PHOTOCHROMIC MOLECULES FOR THE TREATMENT OF DYSTROPHIES
The invention relates to a family of photochromic amphiphilic molecules that spontaneously place themselves in the cell membrane and following a light stimulus generate a significant variation in the membrane potential. These molecules have the ability to photo-regulate membrane turnover and secretory activity, allowing to separate neuronal photostimulation from physiological activity for the treatment of retinal dystrophies, such as retinitis pigmentosa and senile macular degeneration.
Retinal dystrophies, such as retinitis pigmentosa and senile macular degeneration, are caused by genetic mutations that compromise the survival of the cones and rods in the eye. At the moment, there is no pharmacological treatment to prevent photoreceptor degeneration. This invention relates to a family of photochromic amphiphilic molecules, known as azobenzene, that spontaneously place themselves in the cell membrane and generate a significant variation in the membrane potential following a light stimulus.
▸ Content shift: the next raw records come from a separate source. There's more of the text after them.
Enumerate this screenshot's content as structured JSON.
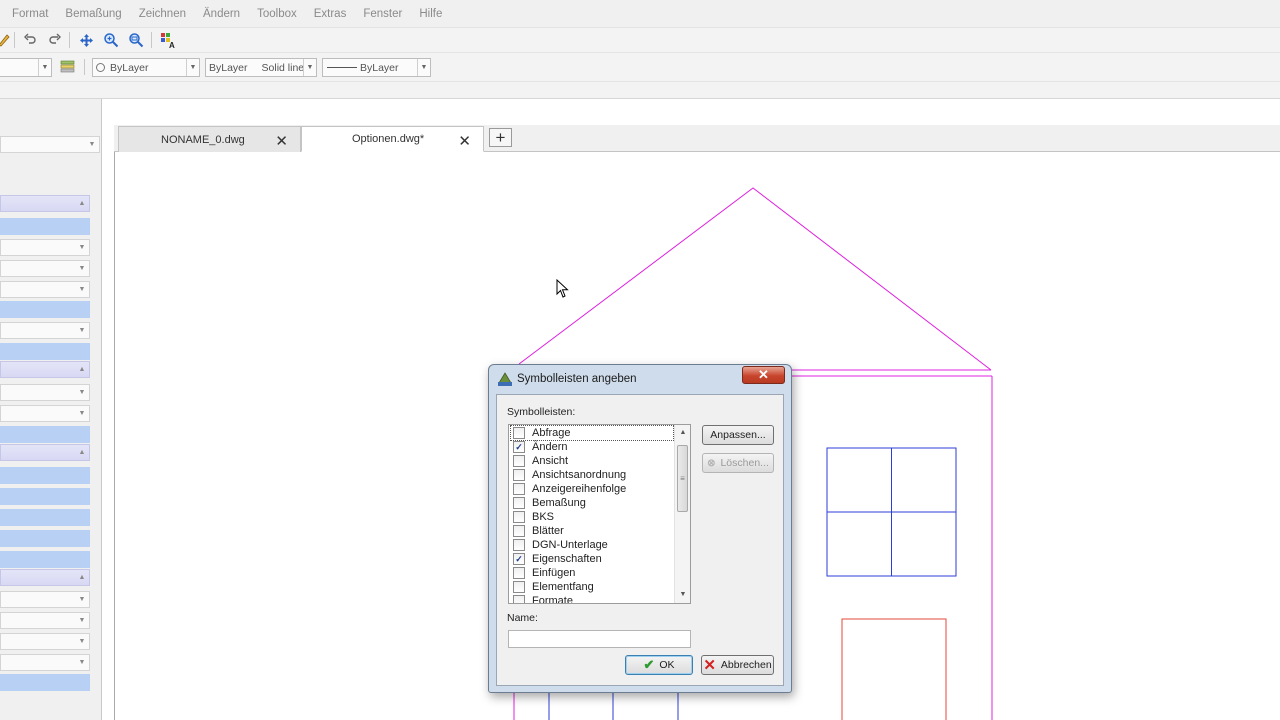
{
  "menubar": {
    "items": [
      "Format",
      "Bemaßung",
      "Zeichnen",
      "Ändern",
      "Toolbox",
      "Extras",
      "Fenster",
      "Hilfe"
    ]
  },
  "toolbar1": {
    "icons": [
      "pencil-icon",
      "undo-icon",
      "redo-icon",
      "pan-icon",
      "zoom-realtime-icon",
      "zoom-window-icon",
      "layer-palette-icon"
    ]
  },
  "toolbar2": {
    "layer_combo": "",
    "color_combo": "ByLayer",
    "linetype_combo": "ByLayer",
    "linetype_name": "Solid line",
    "lineweight_combo": "ByLayer"
  },
  "tabs": [
    {
      "label": "NONAME_0.dwg",
      "active": false
    },
    {
      "label": "Optionen.dwg*",
      "active": true
    }
  ],
  "dialog": {
    "title": "Symbolleisten angeben",
    "list_label": "Symbolleisten:",
    "items": [
      {
        "label": "Abfrage",
        "checked": false
      },
      {
        "label": "Ändern",
        "checked": true
      },
      {
        "label": "Ansicht",
        "checked": false
      },
      {
        "label": "Ansichtsanordnung",
        "checked": false
      },
      {
        "label": "Anzeigereihenfolge",
        "checked": false
      },
      {
        "label": "Bemaßung",
        "checked": false
      },
      {
        "label": "BKS",
        "checked": false
      },
      {
        "label": "Blätter",
        "checked": false
      },
      {
        "label": "DGN-Unterlage",
        "checked": false
      },
      {
        "label": "Eigenschaften",
        "checked": true
      },
      {
        "label": "Einfügen",
        "checked": false
      },
      {
        "label": "Elementfang",
        "checked": false
      },
      {
        "label": "Formate",
        "checked": false
      }
    ],
    "customize_button": "Anpassen...",
    "delete_button": "Löschen...",
    "name_label": "Name:",
    "name_value": "",
    "ok_button": "OK",
    "cancel_button": "Abbrechen"
  },
  "colors": {
    "roof_line": "#e020e0",
    "wall_line": "#e020e0",
    "window_line": "#2c3ed8",
    "door_line": "#e34a3a",
    "panel_value": "#b8d0f4"
  }
}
These properties are particularly advantageous in the modulation of the activity of neurons, as demonstrated by the generation of firing signals following photoexcitation in neuronal networks containing synaptic blockers.
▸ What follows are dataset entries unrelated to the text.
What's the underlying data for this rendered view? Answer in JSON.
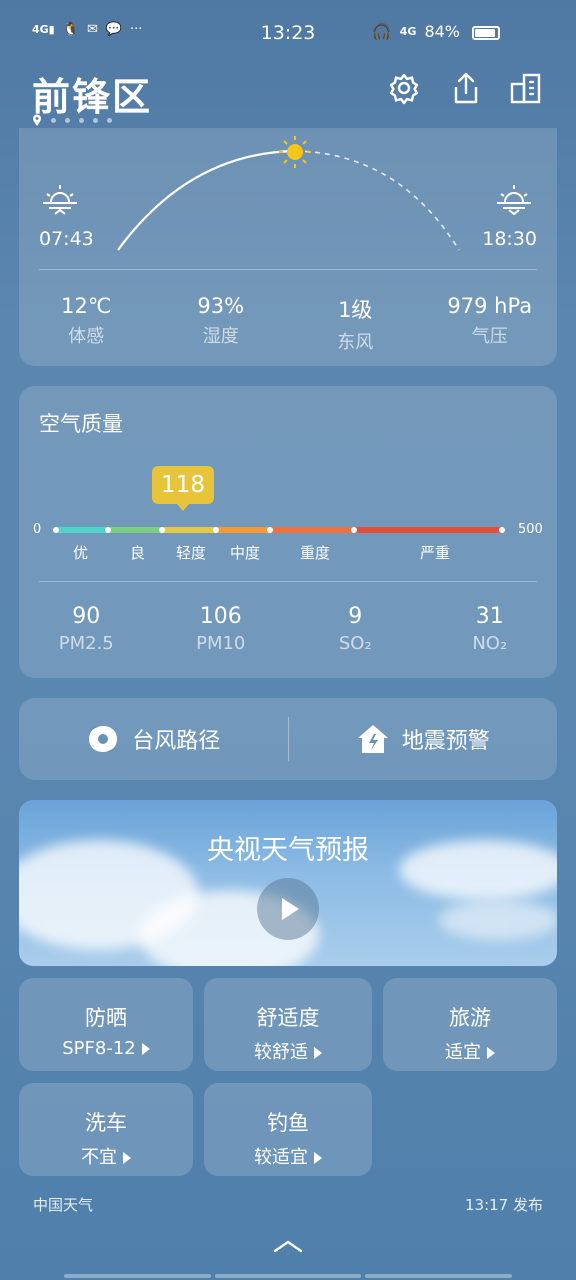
{
  "status_bar": {
    "left_icons": "4G",
    "time": "13:23",
    "net": "4G",
    "battery": "84%"
  },
  "header": {
    "city": "前锋区",
    "page_count": 6
  },
  "sun": {
    "sunrise": "07:43",
    "sunset": "18:30",
    "stats": [
      {
        "value": "12℃",
        "label": "体感"
      },
      {
        "value": "93%",
        "label": "湿度"
      },
      {
        "value": "1级",
        "label": "东风"
      },
      {
        "value": "979 hPa",
        "label": "气压"
      }
    ]
  },
  "air_quality": {
    "title": "空气质量",
    "aqi": "118",
    "aqi_value": 118,
    "scale_min": "0",
    "scale_max": "500",
    "levels": [
      "优",
      "良",
      "轻度",
      "中度",
      "重度",
      "严重"
    ],
    "pollutants": [
      {
        "value": "90",
        "label": "PM2.5"
      },
      {
        "value": "106",
        "label": "PM10"
      },
      {
        "value": "9",
        "label": "SO₂"
      },
      {
        "value": "31",
        "label": "NO₂"
      }
    ]
  },
  "links": {
    "typhoon": "台风路径",
    "earthquake": "地震预警"
  },
  "video": {
    "title": "央视天气预报"
  },
  "indices": [
    {
      "title": "防晒",
      "value": "SPF8-12"
    },
    {
      "title": "舒适度",
      "value": "较舒适"
    },
    {
      "title": "旅游",
      "value": "适宜"
    },
    {
      "title": "洗车",
      "value": "不宜"
    },
    {
      "title": "钓鱼",
      "value": "较适宜"
    }
  ],
  "footer": {
    "source": "中国天气",
    "published": "13:17 发布"
  },
  "colors": {
    "aqi_badge": "#e8c43a",
    "sun": "#f5c518"
  }
}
- Photopharmacology for the optical stimulation of cells.
- Relevant reversible variation of membrane potential;
- Elimination of the hyperexcitability caused by blocking of K + v channels;
- Increase of the half-life of the compound;
- Activity with visible light instead of ultraviolet harmful to the eyes and in general for biological tissues.